If your child does not visit the dentist regularly, he does not have a baseline…
Improper oral health can have detrimental effects on your heart and even your blood sugar levels. When gum disease goes undetected in your mouth, the buildup of plaque on your teeth can eventually enter your bloodstream, causing serious issues for your heart. In addition, if you have diabetes, it can be very difficult to manage your blood sugar levels if you have periodontitis, an advanced form of gum disease. The only way to know if you have gum disease is to keep your semi-annual dental checkup appointments to have the plaque professionally removed from your teeth, lowering your risk of physical ailments as a result of poor oral health.
The Heart and Plaque
When you have a large amount of plaque in your mouth, it can easily pass into your bloodstream via your saliva. As the plaque passes through your bloodstream, it can become attached to the fatty areas of the blood vessels, causing subsequent heart disease. If your blood becomes clotted, the heart becomes at serious risk for heart disease. If you are already predisposed for heart disease, gum disease could make your issues even more serious.
Diabetes and your Oral Health
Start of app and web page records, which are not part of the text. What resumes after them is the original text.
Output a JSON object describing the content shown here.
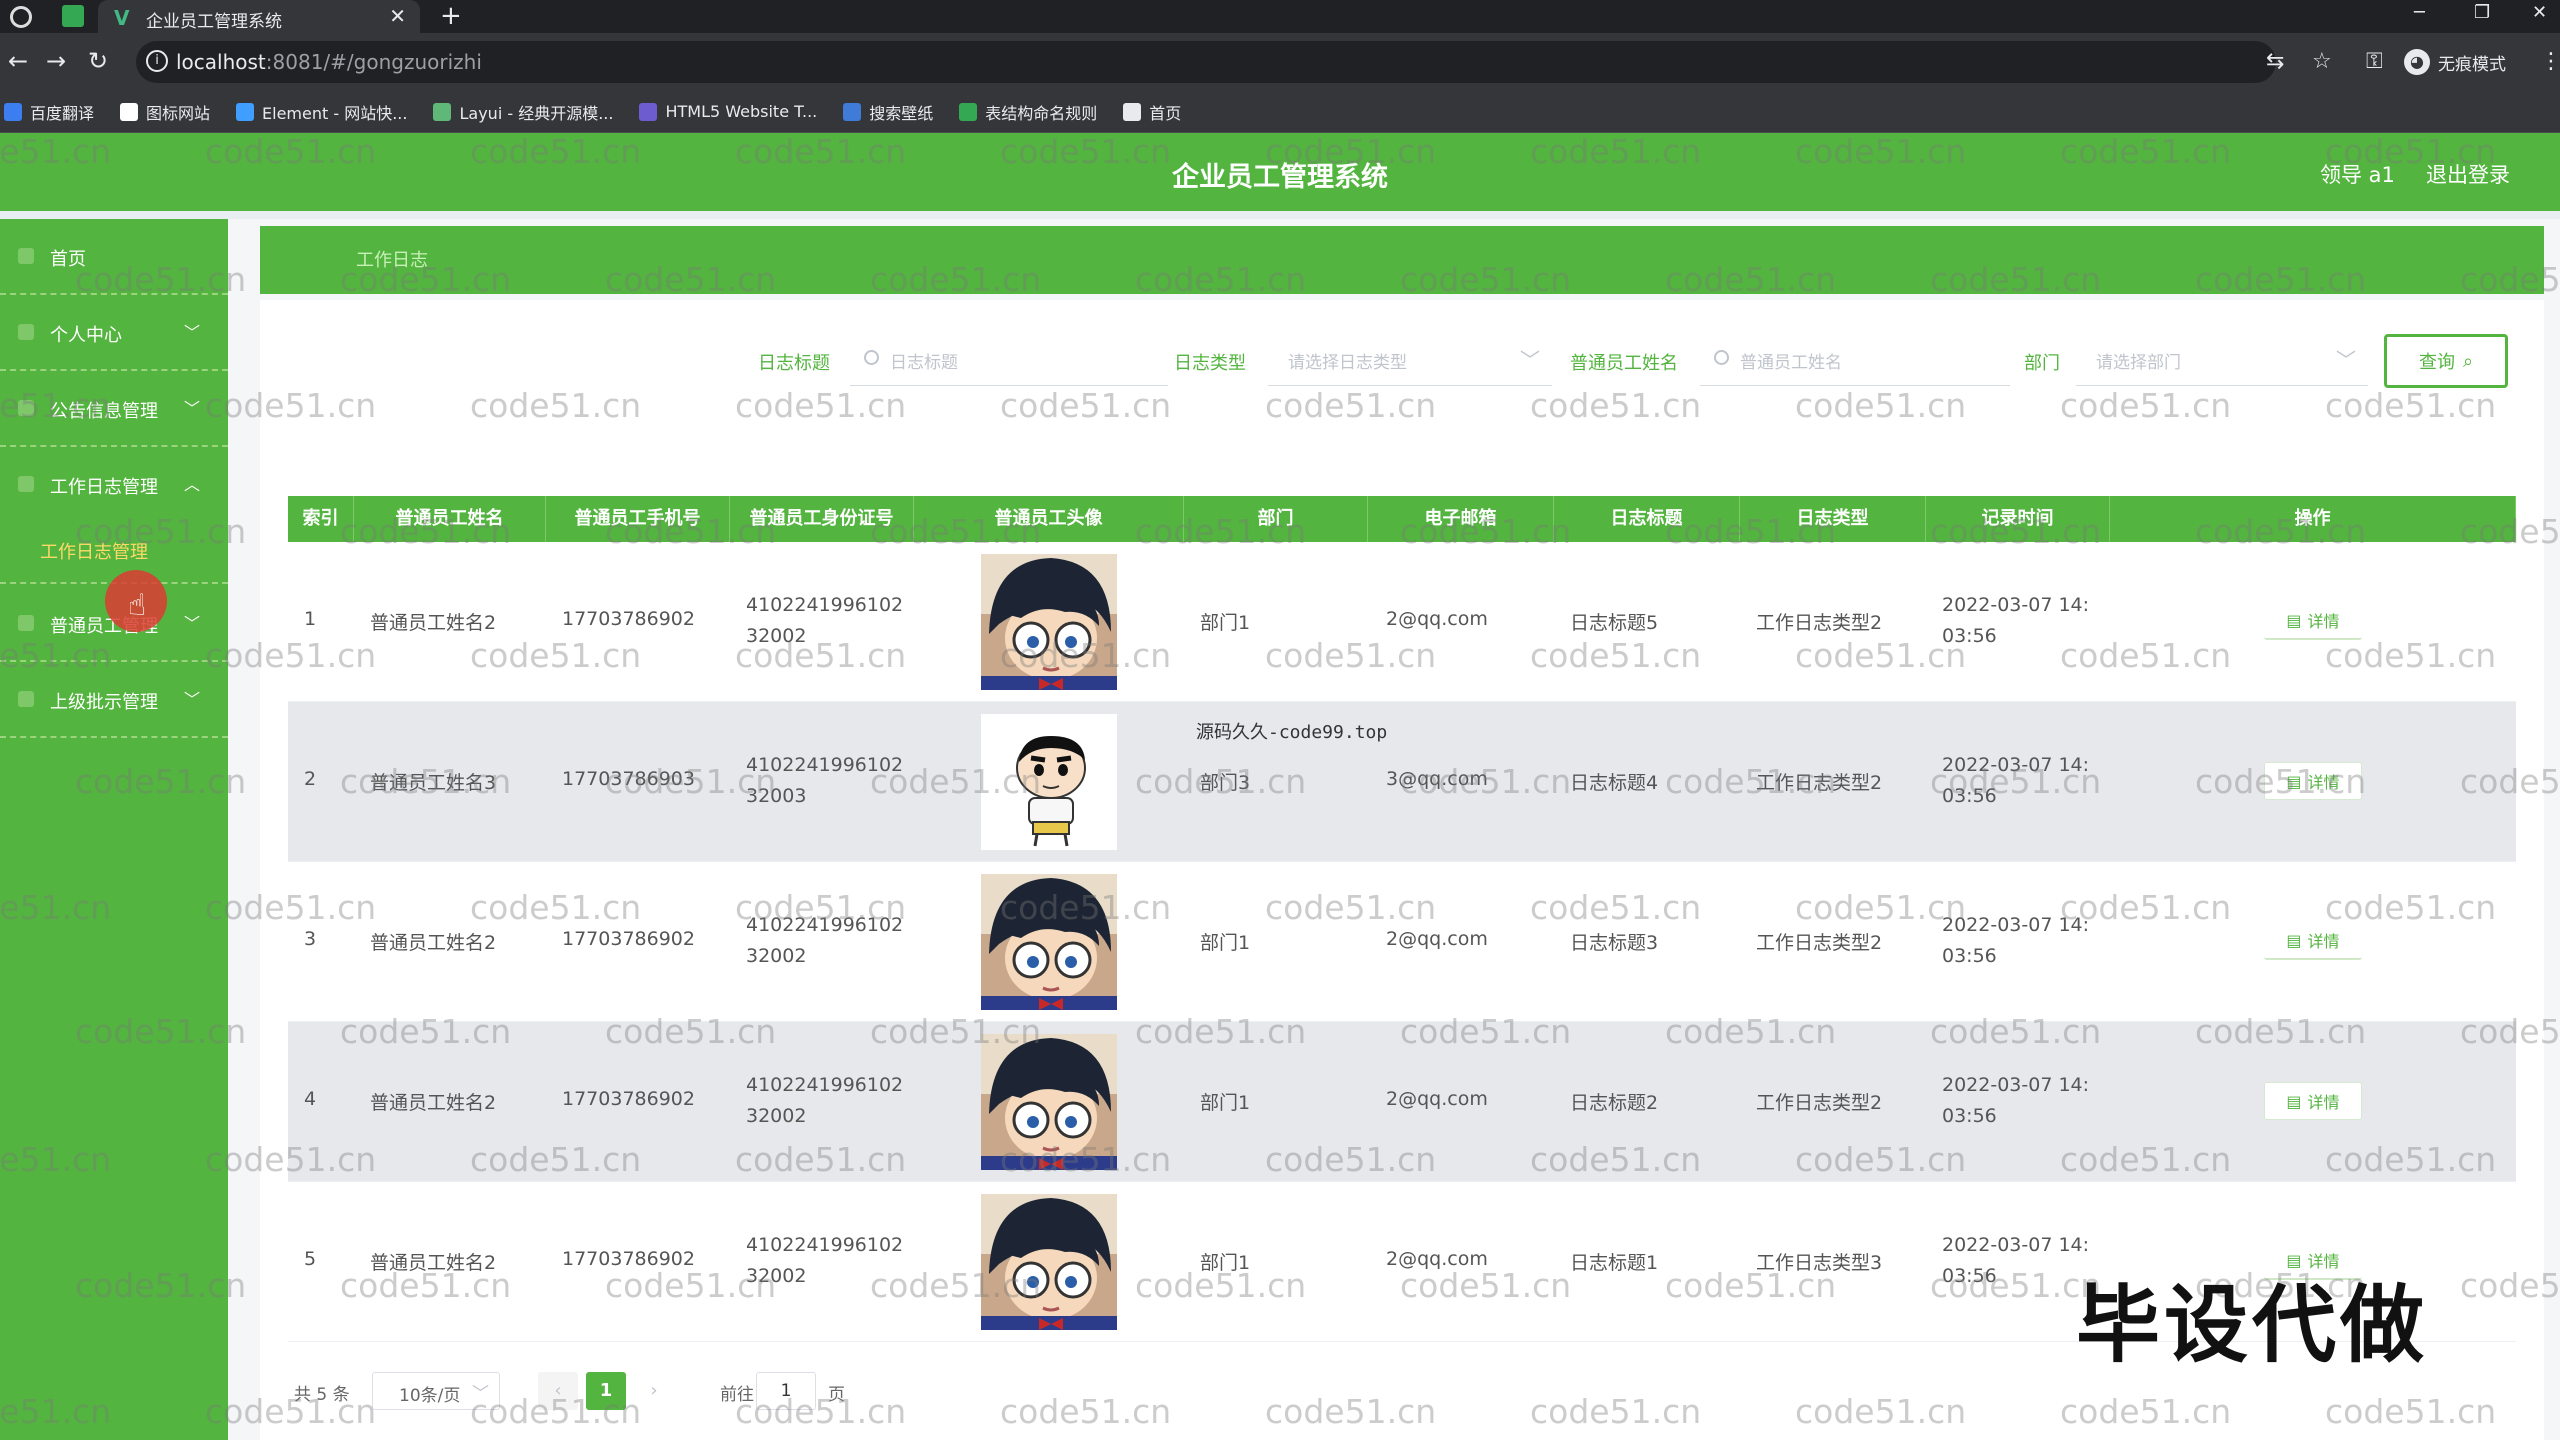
{
  "browser": {
    "tab_title": "企业员工管理系统",
    "url_host": "localhost",
    "url_rest": ":8081/#/gongzuorizhi",
    "incognito_label": "无痕模式",
    "bookmarks": [
      {
        "label": "百度翻译",
        "color": "#3c7ef0"
      },
      {
        "label": "图标网站",
        "color": "#ffffff"
      },
      {
        "label": "Element - 网站快...",
        "color": "#409eff"
      },
      {
        "label": "Layui - 经典开源模...",
        "color": "#5fb878"
      },
      {
        "label": "HTML5 Website T...",
        "color": "#6d5bd0"
      },
      {
        "label": "搜索壁纸",
        "color": "#3f7cd8"
      },
      {
        "label": "表结构命名规则",
        "color": "#34a853"
      },
      {
        "label": "首页",
        "color": "#e8eaed"
      }
    ]
  },
  "header": {
    "title": "企业员工管理系统",
    "user": "领导 a1",
    "logout": "退出登录"
  },
  "sidebar": {
    "items": [
      {
        "label": "首页",
        "expandable": false
      },
      {
        "label": "个人中心",
        "expandable": true
      },
      {
        "label": "公告信息管理",
        "expandable": true
      },
      {
        "label": "工作日志管理",
        "expandable": true,
        "expanded": true
      },
      {
        "label": "普通员工管理",
        "expandable": true
      },
      {
        "label": "上级批示管理",
        "expandable": true
      }
    ],
    "sub_item": "工作日志管理"
  },
  "banner": {
    "text": "工作日志"
  },
  "filters": {
    "title_label": "日志标题",
    "title_placeholder": "日志标题",
    "type_label": "日志类型",
    "type_placeholder": "请选择日志类型",
    "name_label": "普通员工姓名",
    "name_placeholder": "普通员工姓名",
    "dept_label": "部门",
    "dept_placeholder": "请选择部门",
    "query_button": "查询"
  },
  "table": {
    "columns": [
      "索引",
      "普通员工姓名",
      "普通员工手机号",
      "普通员工身份证号",
      "普通员工头像",
      "部门",
      "电子邮箱",
      "日志标题",
      "日志类型",
      "记录时间",
      "操作"
    ],
    "detail_label": "详情",
    "rows": [
      {
        "index": "1",
        "name": "普通员工姓名2",
        "phone": "17703786902",
        "id_card": "410224199610232002",
        "avatar": "conan",
        "dept": "部门1",
        "email": "2@qq.com",
        "title": "日志标题5",
        "type": "工作日志类型2",
        "time": "2022-03-07 14:03:56"
      },
      {
        "index": "2",
        "name": "普通员工姓名3",
        "phone": "17703786903",
        "id_card": "410224199610232003",
        "avatar": "shinchan",
        "dept": "部门3",
        "email": "3@qq.com",
        "title": "日志标题4",
        "type": "工作日志类型2",
        "time": "2022-03-07 14:03:56"
      },
      {
        "index": "3",
        "name": "普通员工姓名2",
        "phone": "17703786902",
        "id_card": "410224199610232002",
        "avatar": "conan",
        "dept": "部门1",
        "email": "2@qq.com",
        "title": "日志标题3",
        "type": "工作日志类型2",
        "time": "2022-03-07 14:03:56"
      },
      {
        "index": "4",
        "name": "普通员工姓名2",
        "phone": "17703786902",
        "id_card": "410224199610232002",
        "avatar": "conan",
        "dept": "部门1",
        "email": "2@qq.com",
        "title": "日志标题2",
        "type": "工作日志类型2",
        "time": "2022-03-07 14:03:56"
      },
      {
        "index": "5",
        "name": "普通员工姓名2",
        "phone": "17703786902",
        "id_card": "410224199610232002",
        "avatar": "conan",
        "dept": "部门1",
        "email": "2@qq.com",
        "title": "日志标题1",
        "type": "工作日志类型3",
        "time": "2022-03-07 14:03:56"
      }
    ]
  },
  "pagination": {
    "total": "共 5 条",
    "page_size": "10条/页",
    "current_page": "1",
    "goto_prefix": "前往",
    "goto_value": "1",
    "goto_suffix": "页"
  },
  "overlays": {
    "watermark": "code51.cn",
    "tag": "源码久久-code99.top",
    "banner": "毕设代做"
  },
  "colors": {
    "accent": "#53b43f"
  }
}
Diabetes and oral health also go hand-in-hand. If you already have diabetes, it is very important to keep an eye on your oral health care. Diabetes makes you much more susceptible to gum disease, especially if you do not keep good control over your blood sugar levels. On the flip side, having gum disease also makes it difficult to regulate your blood sugar levels.
Preventing Serious Health Issues
One of the best ways to prevent a high risk of heart disease or diabetes complications as a result of your oral health is to brush and floss your teeth at least twice a day. In addition, you should have your regular dental checkups twice a year to allow us to determine if you have any early signs of gum disease. Even if you brush your teeth well, there are certain areas of your mouth that plaque will accumulate that only a professional dental hygienist or dentist can remove. The longer that the plaque is left to build up in your mouth, the higher your risk of contracting heart disease or having difficulty managing your diabetes will be, which is why it is essential to get a professional cleaning at least twice per year to ensure your overall oral and physical health.